Teaching

The Hallam Lab

Investigating microbial communities…

Teaching


MICB 425 Microbial Ecological Genomics: From Genomes to Biomes, 2013

Rationale and Intended Users:

It is important to understand the genetic basis for microbial biodiversity, how it arose and continues to evolve. To do this, one must also understand the experimental logic, explanatory power, and the limitations of methods and approaches used in the study of microbial biodiversity. This course is intended for any student with sufficient genetic and biochemical background interested in understanding the nature, extent and importance of Earth’s unseen majority. It will inform basic and applied science students in majors as varied as genetics, microbiology, medicine, forestry, earth and oceans, engineering and computer science.

Course Description: This course explores the intrinsic and extrinsic forces driving genome evolution within the bacterial and archaeal domains of life. Content areas include barriers and gateways to horizontal gene transfer, microbial species concepts and community genome structure, function and dynamics, and the ecological and biotechnological impacts of microbial genome diversity. Drawing on primary scientific literature, the course emphasizes a problem solving approach using current experimental methods and design such as high throughput sequencing and screening methods, discovery and application of plasmids, phage and other mobile genetic elements.
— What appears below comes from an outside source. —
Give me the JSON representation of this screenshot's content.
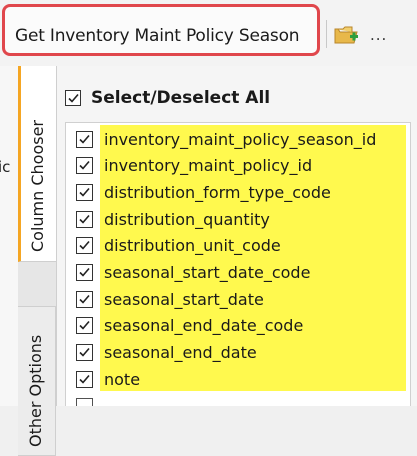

Overall Learning Objectives: By the end of the course, students will be able to
  • Comment on the ecological and biogeochemical roles played by microbial communities now and through the deep expanse of evolutionary time.
  • Evaluate different methods for studying the taxonomic and functional diversity of microbial communities.
  • Explain interconnections between microdiversity, genomic diversity and metabolic potential and their relationship to microbial species concepts.
  • Discuss the roles of mobile elements in the generation of genomic diversity, microbial adaptation and response, and the development of new tools for gene discovery and genetic engineering.
  • Use statistical and computational approaches to describe microbial community structure along environmental gradients or in response to perturbation
Download the syllabus

Look at all microbiology courses on the UBC Microbiology and Immunology website
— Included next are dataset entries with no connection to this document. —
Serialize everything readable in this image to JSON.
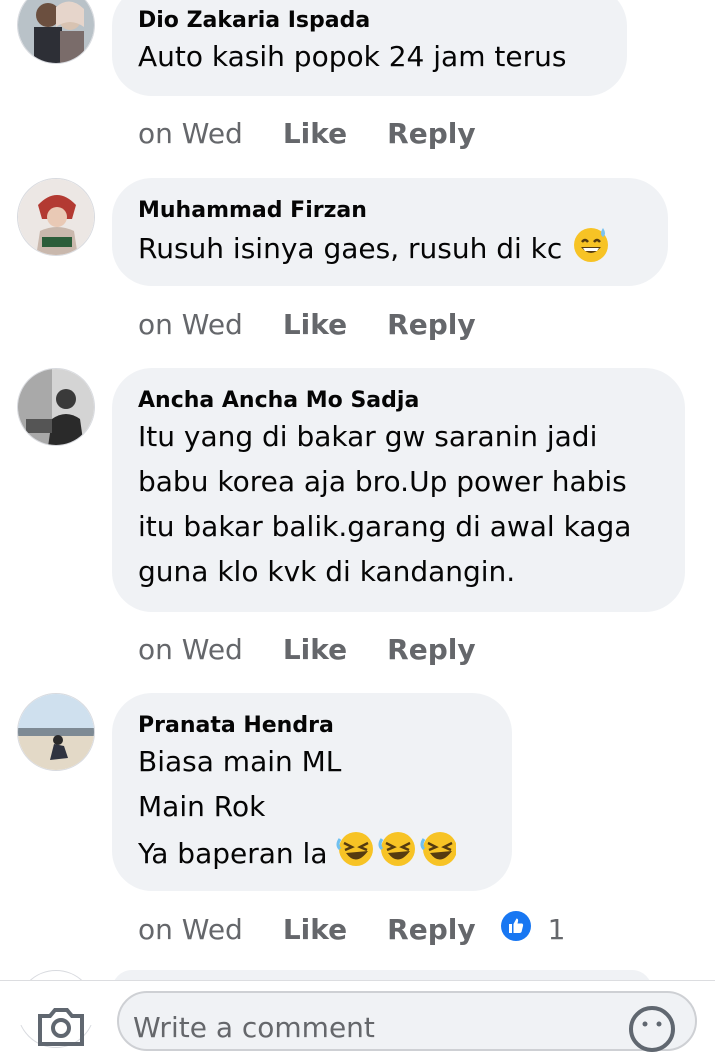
{
  "comments": [
    {
      "author": "Dio Zakaria Ispada",
      "text": "Auto kasih popok 24 jam terus",
      "time": "on Wed",
      "like": "Like",
      "reply": "Reply"
    },
    {
      "author": "Muhammad Firzan",
      "text": "Rusuh isinya gaes, rusuh di kc",
      "time": "on Wed",
      "like": "Like",
      "reply": "Reply",
      "emoji": "grinning-sweat"
    },
    {
      "author": "Ancha Ancha Mo Sadja",
      "text": "Itu yang di bakar gw saranin jadi\nbabu korea aja bro.Up power habis\nitu bakar balik.garang di awal kaga\nguna klo kvk di kandangin.",
      "time": "on Wed",
      "like": "Like",
      "reply": "Reply"
    },
    {
      "author": "Pranata Hendra",
      "text": "Biasa main ML\nMain Rok\nYa baperan la",
      "time": "on Wed",
      "like": "Like",
      "reply": "Reply",
      "emoji": "rolling-laughing",
      "reaction_count": "1"
    }
  ],
  "composer": {
    "placeholder": "Write a comment"
  },
  "colors": {
    "bubble": "#f0f2f5",
    "text": "#050505",
    "muted": "#65676b",
    "like_blue": "#1877f2"
  }
}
Teaching Philosophy

“Go to the people. Learn from them. Live with them. Love them. Start with what they know. Build with what they have. But the best of leaders when the job is done, when the task is accomplished, the people will all say we have done it ourselves.” Lao Tzu, 604 B.C.
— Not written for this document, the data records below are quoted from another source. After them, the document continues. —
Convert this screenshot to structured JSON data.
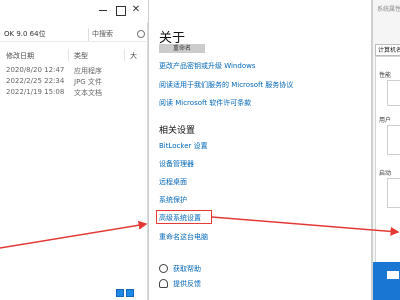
{
  "explorer": {
    "path_text": "OK 9.0 64位",
    "search_placeholder": "中搜索",
    "columns": [
      "修改日期",
      "类型",
      "大"
    ],
    "rows": [
      {
        "date": "2020/8/20 12:47",
        "type": "应用程序"
      },
      {
        "date": "2022/2/25 22:34",
        "type": "JPG 文件"
      },
      {
        "date": "2022/1/19 15:08",
        "type": "文本文档"
      }
    ]
  },
  "settings": {
    "about_title": "关于",
    "rename_button": "重命名",
    "links": [
      "更改产品密钥或升级 Windows",
      "阅读适用于我们服务的 Microsoft 服务协议",
      "阅读 Microsoft 软件许可条款"
    ],
    "related_title": "相关设置",
    "related_links": [
      "BitLocker 设置",
      "设备管理器",
      "远程桌面",
      "系统保护",
      "高级系统设置",
      "重命名这台电脑"
    ],
    "help": {
      "get_help": "获取帮助",
      "feedback": "提供反馈"
    }
  },
  "sysprop": {
    "title": "系统属性",
    "tab": "计算机名",
    "labels": [
      "性能",
      "用户",
      "启动"
    ]
  },
  "colors": {
    "link": "#0066b8",
    "annotation": "#e53935",
    "accent": "#1976d2"
  }
}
I believe in a constructivist approach to learning in which the student is given the opportunity to develop his or her own knowledge based on prior and current experience. It is essential to recognize the personal nature of the educational journey, and I appreciate that each student comes to learning with his or her own individual gifts and style. At the same time, it is my responsibility as an educator to bring the solitary learner into a collaborative partnership, in which both students and teacher share, creating a flow and exchange of ideas. In this partnership, by providing an environment rich in possibility, I facilitate the acquisition of knowledge and nourish the life of the mind. In the context of new experience, I am there to give input and encouragement, offering direction when needed, and celebrating small steps as enthusiastically as giant strides. Accepting my responsibility for careful preparation and thorough grasp of subject matter, I expect that students will make a serious commitment to the learning process and accept responsibility for their academic success. I firmly believe that the role of the educator is not one of implantation, but evocation. It is my job to evoke from students that which is known but unsaid, to draw forth from wonder an articulate voice.